Interstellar was such a surprise that Hall H wasn’t filled to capacity by fans who would have otherwise been all too happy to greet Mr. Nolan’s first trip to the San Diego madhouse. Also, neither are “brand friendly” enough to capture geeks’ imagination like superheroes, dinosaurs, and whatever else cosplayers are into on the convention floor these days. With that said, as a longtime Nolan and Miller fan, these were highlights.
But for most Comic-Con goers who arrive dressed as anime, video game, and Star Wars characters, the star attraction probably was the plethora of television shows that announced their imminent arrival, and then delivered casting news, unexpected surprise appearances, and an experience that had even the most battle-hardened surprised by the lines out of the door.
It has often been said that we are currently living in a golden age of television due to the more enriching creative opportunities allotted to the medium by premium cable and budgets that don’t require corporate micromanaging to the umpteenth degree. After this Comic-Con, that golden age might encompass geek culture too.
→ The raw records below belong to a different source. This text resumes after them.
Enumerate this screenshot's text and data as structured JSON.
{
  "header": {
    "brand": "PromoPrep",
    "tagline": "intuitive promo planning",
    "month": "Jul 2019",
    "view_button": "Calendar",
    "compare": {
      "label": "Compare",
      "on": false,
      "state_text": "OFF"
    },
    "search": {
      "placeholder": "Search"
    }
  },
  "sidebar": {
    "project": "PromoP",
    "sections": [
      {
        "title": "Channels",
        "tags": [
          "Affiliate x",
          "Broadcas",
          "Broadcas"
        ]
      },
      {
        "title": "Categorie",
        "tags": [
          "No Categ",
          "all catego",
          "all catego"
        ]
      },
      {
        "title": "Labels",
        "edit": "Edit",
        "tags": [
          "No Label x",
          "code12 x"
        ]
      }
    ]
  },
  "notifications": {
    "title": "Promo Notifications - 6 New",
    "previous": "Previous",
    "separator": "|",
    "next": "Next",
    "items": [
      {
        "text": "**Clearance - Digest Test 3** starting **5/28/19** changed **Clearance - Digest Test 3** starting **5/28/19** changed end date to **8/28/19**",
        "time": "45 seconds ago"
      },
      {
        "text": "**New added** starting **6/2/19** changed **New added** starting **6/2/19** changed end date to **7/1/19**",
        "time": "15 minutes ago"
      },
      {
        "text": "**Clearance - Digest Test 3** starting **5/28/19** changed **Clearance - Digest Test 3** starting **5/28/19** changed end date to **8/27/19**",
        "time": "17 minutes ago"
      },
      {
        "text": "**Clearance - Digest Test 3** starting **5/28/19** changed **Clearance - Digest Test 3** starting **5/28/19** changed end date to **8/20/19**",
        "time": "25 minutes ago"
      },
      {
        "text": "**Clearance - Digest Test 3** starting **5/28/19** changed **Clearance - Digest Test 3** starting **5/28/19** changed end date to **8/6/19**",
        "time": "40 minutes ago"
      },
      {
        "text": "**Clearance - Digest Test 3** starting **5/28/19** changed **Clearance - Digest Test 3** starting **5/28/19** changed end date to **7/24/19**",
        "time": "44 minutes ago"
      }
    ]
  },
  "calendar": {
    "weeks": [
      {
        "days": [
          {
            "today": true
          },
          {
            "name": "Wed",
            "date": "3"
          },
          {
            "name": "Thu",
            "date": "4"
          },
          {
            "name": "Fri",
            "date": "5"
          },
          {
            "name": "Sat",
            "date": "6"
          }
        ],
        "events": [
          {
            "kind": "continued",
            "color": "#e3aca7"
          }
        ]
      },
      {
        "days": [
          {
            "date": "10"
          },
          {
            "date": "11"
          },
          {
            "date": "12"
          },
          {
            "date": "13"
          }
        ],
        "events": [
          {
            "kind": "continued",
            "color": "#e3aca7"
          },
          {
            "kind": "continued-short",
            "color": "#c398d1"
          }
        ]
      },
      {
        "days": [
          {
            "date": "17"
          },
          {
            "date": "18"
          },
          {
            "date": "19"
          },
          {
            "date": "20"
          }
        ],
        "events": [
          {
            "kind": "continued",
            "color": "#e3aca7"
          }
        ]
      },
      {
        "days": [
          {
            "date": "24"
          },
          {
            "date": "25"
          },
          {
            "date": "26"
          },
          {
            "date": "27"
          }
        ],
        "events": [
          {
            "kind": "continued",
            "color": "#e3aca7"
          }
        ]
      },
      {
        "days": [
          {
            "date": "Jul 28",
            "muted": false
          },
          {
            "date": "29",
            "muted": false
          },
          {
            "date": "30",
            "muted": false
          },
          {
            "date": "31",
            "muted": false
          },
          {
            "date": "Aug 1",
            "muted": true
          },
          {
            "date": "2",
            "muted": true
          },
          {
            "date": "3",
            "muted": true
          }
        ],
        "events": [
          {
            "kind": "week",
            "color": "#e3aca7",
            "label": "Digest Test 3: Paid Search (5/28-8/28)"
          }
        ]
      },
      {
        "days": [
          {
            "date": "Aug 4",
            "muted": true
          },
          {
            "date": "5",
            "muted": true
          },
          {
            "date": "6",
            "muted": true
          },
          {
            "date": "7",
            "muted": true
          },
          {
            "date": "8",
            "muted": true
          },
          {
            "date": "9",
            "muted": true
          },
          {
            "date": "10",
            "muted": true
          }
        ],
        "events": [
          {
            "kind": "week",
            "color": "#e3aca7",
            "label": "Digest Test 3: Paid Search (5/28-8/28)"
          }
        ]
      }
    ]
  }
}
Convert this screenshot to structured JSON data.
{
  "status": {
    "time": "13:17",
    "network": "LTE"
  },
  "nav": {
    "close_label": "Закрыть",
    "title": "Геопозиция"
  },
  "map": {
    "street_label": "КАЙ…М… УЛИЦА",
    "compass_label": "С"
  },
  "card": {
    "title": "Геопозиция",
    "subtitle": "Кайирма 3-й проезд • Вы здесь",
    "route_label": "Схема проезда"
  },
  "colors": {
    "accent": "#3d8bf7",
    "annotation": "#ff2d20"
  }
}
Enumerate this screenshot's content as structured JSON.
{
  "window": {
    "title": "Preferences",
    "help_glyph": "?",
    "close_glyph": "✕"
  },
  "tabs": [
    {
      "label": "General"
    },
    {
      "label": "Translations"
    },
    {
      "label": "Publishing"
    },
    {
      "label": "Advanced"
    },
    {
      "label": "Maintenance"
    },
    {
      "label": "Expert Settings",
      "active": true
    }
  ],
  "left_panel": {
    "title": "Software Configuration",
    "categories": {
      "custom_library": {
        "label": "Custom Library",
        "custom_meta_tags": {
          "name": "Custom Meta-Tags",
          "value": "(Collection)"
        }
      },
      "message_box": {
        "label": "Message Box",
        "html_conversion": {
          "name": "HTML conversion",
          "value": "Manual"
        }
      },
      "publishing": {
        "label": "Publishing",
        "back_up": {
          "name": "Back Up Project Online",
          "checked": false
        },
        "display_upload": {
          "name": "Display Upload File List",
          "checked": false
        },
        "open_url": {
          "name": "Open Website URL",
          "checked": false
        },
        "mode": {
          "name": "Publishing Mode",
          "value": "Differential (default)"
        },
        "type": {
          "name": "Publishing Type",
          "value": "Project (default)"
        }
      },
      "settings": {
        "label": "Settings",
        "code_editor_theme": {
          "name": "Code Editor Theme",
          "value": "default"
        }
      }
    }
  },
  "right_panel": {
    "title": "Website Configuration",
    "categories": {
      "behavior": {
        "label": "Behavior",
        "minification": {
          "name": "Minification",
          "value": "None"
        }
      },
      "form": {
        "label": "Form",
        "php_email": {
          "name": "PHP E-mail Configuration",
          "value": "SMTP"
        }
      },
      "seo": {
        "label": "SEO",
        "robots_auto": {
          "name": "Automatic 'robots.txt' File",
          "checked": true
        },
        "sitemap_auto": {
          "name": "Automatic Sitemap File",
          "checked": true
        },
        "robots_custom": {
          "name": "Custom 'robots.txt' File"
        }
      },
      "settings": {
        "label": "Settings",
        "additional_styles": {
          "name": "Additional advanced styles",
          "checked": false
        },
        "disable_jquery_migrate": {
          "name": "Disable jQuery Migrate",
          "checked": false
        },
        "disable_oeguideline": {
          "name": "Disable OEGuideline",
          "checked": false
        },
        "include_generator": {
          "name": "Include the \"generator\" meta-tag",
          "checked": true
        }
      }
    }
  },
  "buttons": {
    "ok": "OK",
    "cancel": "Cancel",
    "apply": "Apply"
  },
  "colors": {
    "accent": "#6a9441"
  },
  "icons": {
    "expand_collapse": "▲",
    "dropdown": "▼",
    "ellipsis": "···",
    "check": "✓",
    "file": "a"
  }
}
Because with the variety of genre programming that can fill the booths and panels of San Diego Comic-Con alone, for the first time in forever a handful of quarter-billion dollar superhero movies slated for the next two summers showing up to the party looks rather paltry in comparison. Meanwhile, TV is dancing through the night.